Inside this link have onshape design need only modify Nut ( saintring ) for mk8/7
dumb question what exactly does this improve?
@Mauro_Manco , im looking at the onshape design, but cannot get what should i modify (theres no “Nut” geometry. I guess that what i need to modify is the adjusting wheel (that can be called a nut :D) to make it a bit bigger, right?
@John_Car For a start:
- No slippage unless you go way past your step motor spec’s;
- Avoid local deterioration of the filament (if it does, normally the other side should help pull the filament out of the zone of trouble (if it doesn’t, probably thing are likely to get awry anyway for another reason);
- More stable and constant feedrate (no more under-extrusion):
- Easy loading for a bowden set-up (just remove the ring and load manually);
- Lost-cost solution;
- Low RPM, this where you get the most out of your step motor;
- No ventilation required;
- Works even with 0.4A step motor;
- Works with semi-flexible filament (support in pull and push direction);
- Open & original design;
@John_Car , uses both sides of the drive gear to improve driving force on the filament. This means you can potentially use less idler force overall because there is more driving surface. This means less deformation of filament, and possibly better reliability.
@Nicolas_Arias I already did a modification to accommodate a 8.54 mm diameter flint. I was on my way to get a 11 mm ready but this mess up a little with the way Onshape is building the thing. Let me another 24h and I can surely come with something that should help you and others as well. OK? By the way MK7 or MK8?
ops sorry i called Nut because no remeber name of geomery but i hope @Michael_Memeteau ressponse soon your question but i think sure need only modifiy adjust wheel in case wait and print arms… and wait response meantime can use nylon string or rubber for close well your saint… as in this post from other user of qr community (inside comment ring for 8.45 dimeter drive ) https://plus.google.com/110174019370807515508/posts/CguLqoq3CzD hope this can help you.
Thank you for the explanation
I dont really have problems with gripping filament, but i see the potential for a long bowden tube or maybe when you start using something like a volcano that chews filament. But most apealing is filament doing a 360 so can feed from rolls suspended over the printer and have it exit above again to the bowden tube. Wonder if there is a direct extruder application for this.
Genius design. Basically you are getting twice the grip for the same power???
#saintflint is getting so much love! Great…

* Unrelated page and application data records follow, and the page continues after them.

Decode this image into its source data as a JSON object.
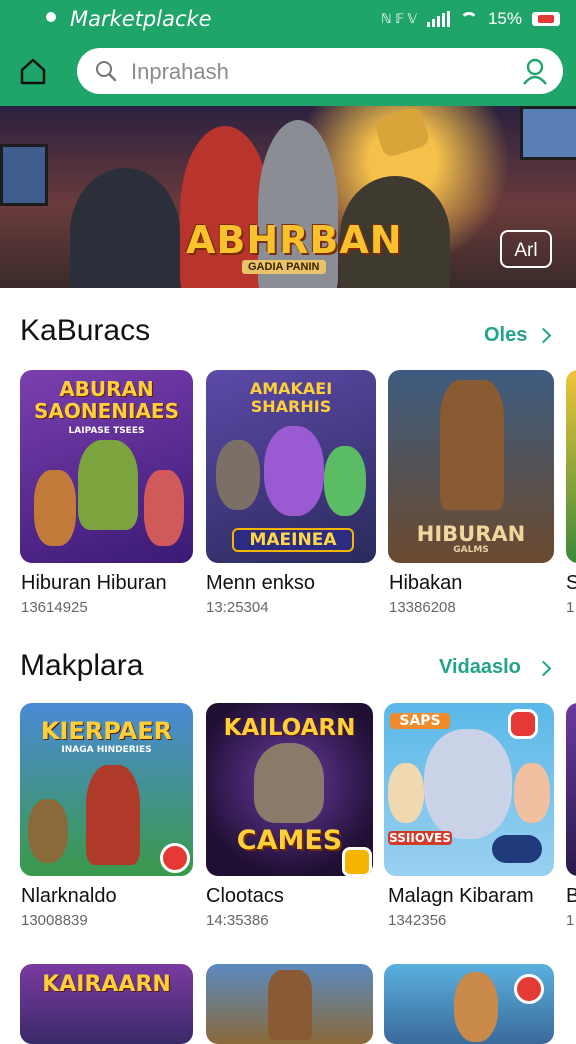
{
  "status_bar": {
    "app_title": "Marketplacke",
    "indicators": "ℕ 𝔽 𝕍",
    "battery_text": "15%"
  },
  "search": {
    "placeholder": "Inprahash"
  },
  "hero": {
    "title": "ABHRBAN",
    "subtitle": "GADIA PANIN",
    "badge": "Arl"
  },
  "section1": {
    "title": "KaBuracs",
    "link": "Oles",
    "items": [
      {
        "name": "Hiburan Hiburan",
        "count": "13614925",
        "art_title": "ABURAN SAONENIAES",
        "art_sub": "LAIPASE TSEES"
      },
      {
        "name": "Menn enkso",
        "count": "13:25304",
        "art_title": "AMAKAEI SHARHIS",
        "art_sub": "MAEINEA"
      },
      {
        "name": "Hibakan",
        "count": "13386208",
        "art_title": "HIBURAN",
        "art_sub": "GALMS"
      },
      {
        "name": "S",
        "count": "1"
      }
    ]
  },
  "section2": {
    "title": "Makplara",
    "link": "Vidaaslo",
    "items": [
      {
        "name": "Nlarknaldo",
        "count": "13008839",
        "art_title": "KIERPAER",
        "art_sub": "INAGA HINDERIES"
      },
      {
        "name": "Clootacs",
        "count": "14:35386",
        "art_title": "KAILOARN",
        "art_sub": "CAMES"
      },
      {
        "name": "Malagn Kibaram",
        "count": "1342356",
        "art_title": "SAPS",
        "art_sub": "SSIIOVES"
      },
      {
        "name": "B",
        "count": "1"
      }
    ]
  },
  "section3": {
    "items": [
      {
        "art_title": "KAIRAARN"
      }
    ]
  },
  "colors": {
    "brand": "#1fa56a",
    "accent": "#23a389"
  }
}
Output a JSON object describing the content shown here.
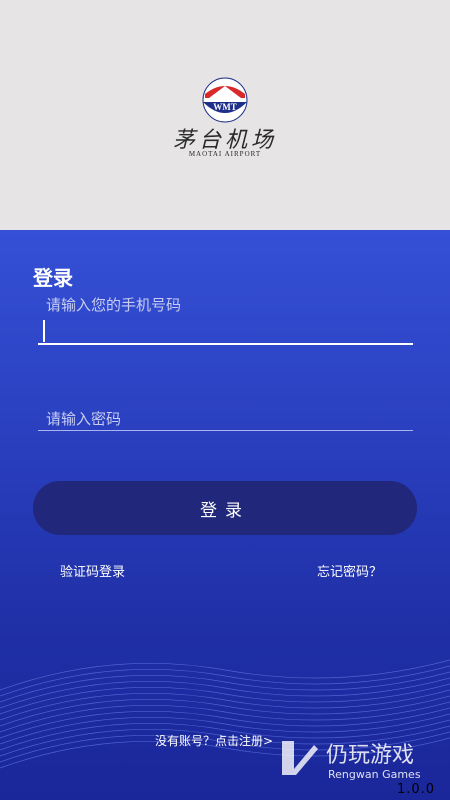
{
  "logo": {
    "cn": "茅台机场",
    "en": "MAOTAI AIRPORT",
    "badge": "WMT"
  },
  "login": {
    "title": "登录",
    "phone_placeholder": "请输入您的手机号码",
    "password_placeholder": "请输入密码",
    "button_label": "登录",
    "sms_login_link": "验证码登录",
    "forgot_password_link": "忘记密码？",
    "register_link": "没有账号？点击注册>"
  },
  "watermark": {
    "cn": "仍玩游戏",
    "en": "Rengwan Games"
  },
  "version": "1.0.0",
  "colors": {
    "top_bg": "#e6e4e5",
    "panel_bg": "#2a40c0",
    "button_bg": "#21277a"
  }
}
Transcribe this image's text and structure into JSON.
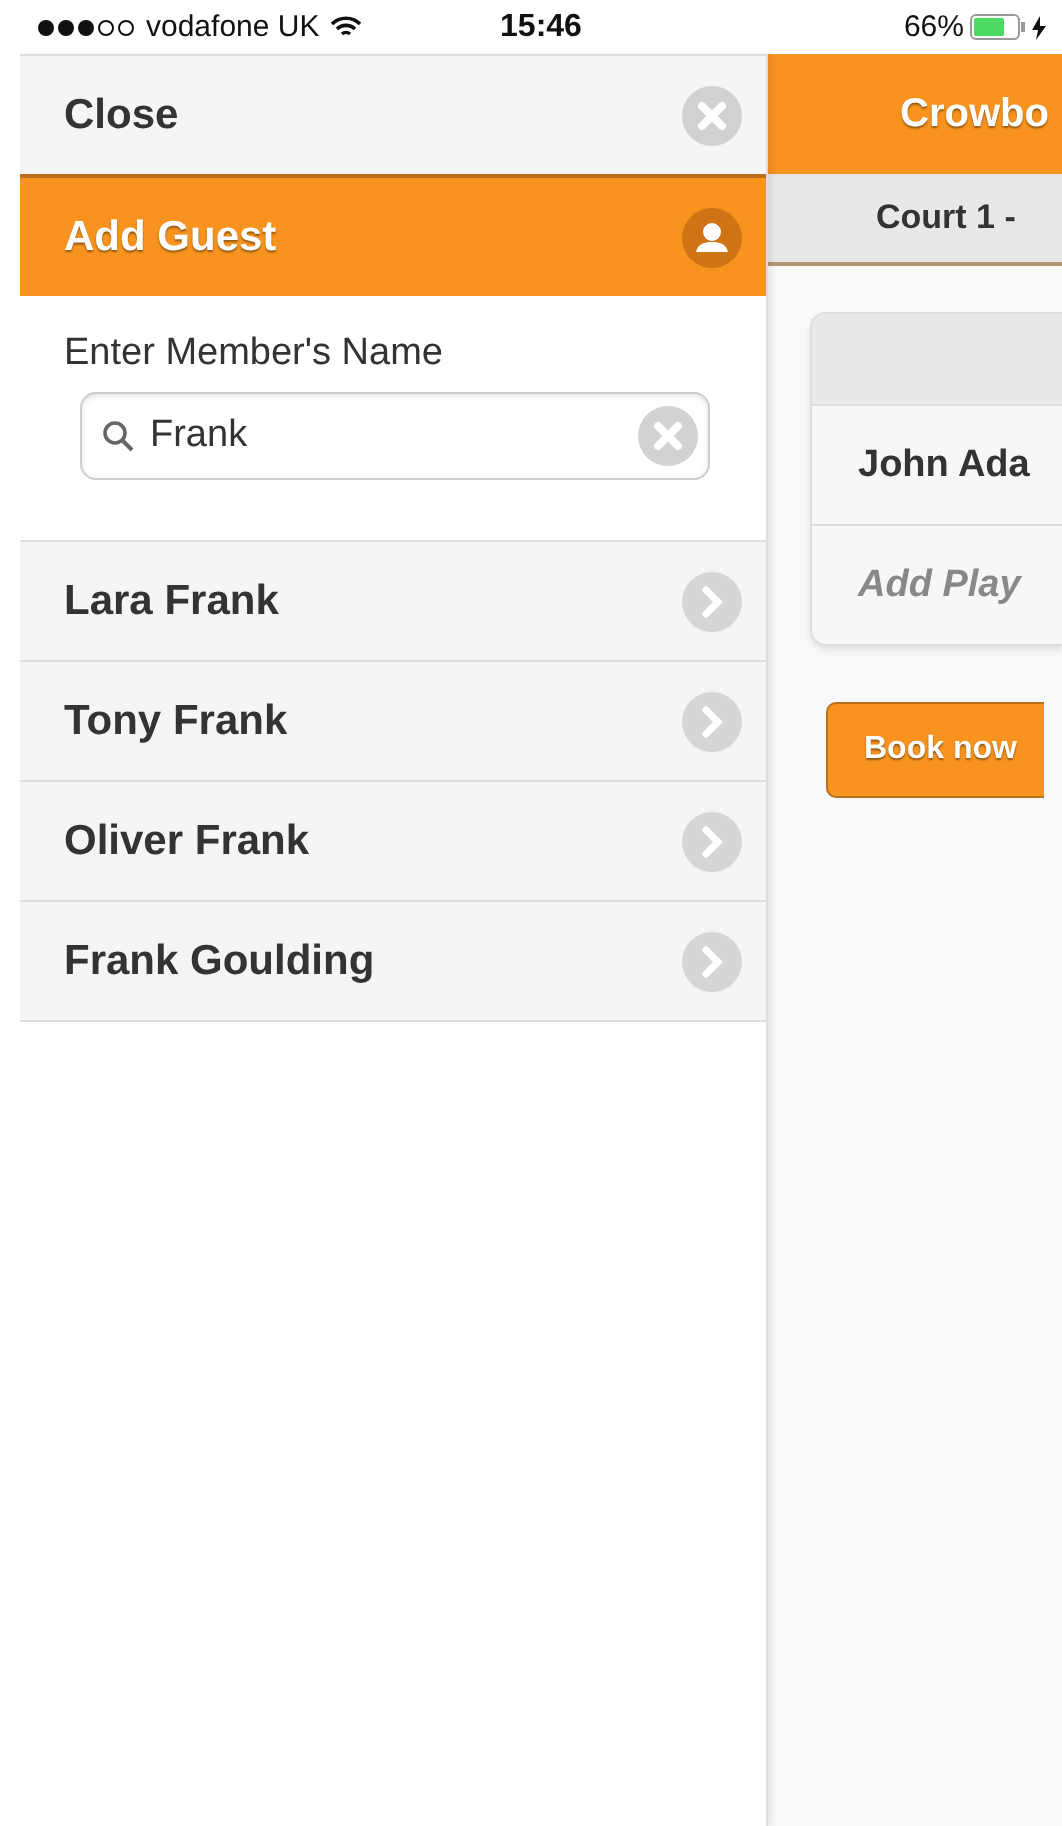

The original design is with the lighter part that grind the flint (hence the name). The small diameter and the material it’s made of are very interesting: no big groove on filament, yet this is a very hard material (remember, flint is a stone like in “Flinstones”). This make up for a very low cost and very durable solution.
@Michael_Memeteau i guess the most used hobbed wheel is the mk7 today, so, i would make mk7 first, mk8 after that one
I’m on it…
@Mike_Miller Hi Mike, mmemetea that’s me. What do you want to know?
@Griffin_Paquette … with the added benefit of balancing the forces on the step motor. Also, even if the flint/coil is not perfectly centered on the axle, the overall diameter is what matters, so no force fluctuation. No need for a spring as the numbered plastic ring will take the deformation as it’s not in whole contact with the conical thread.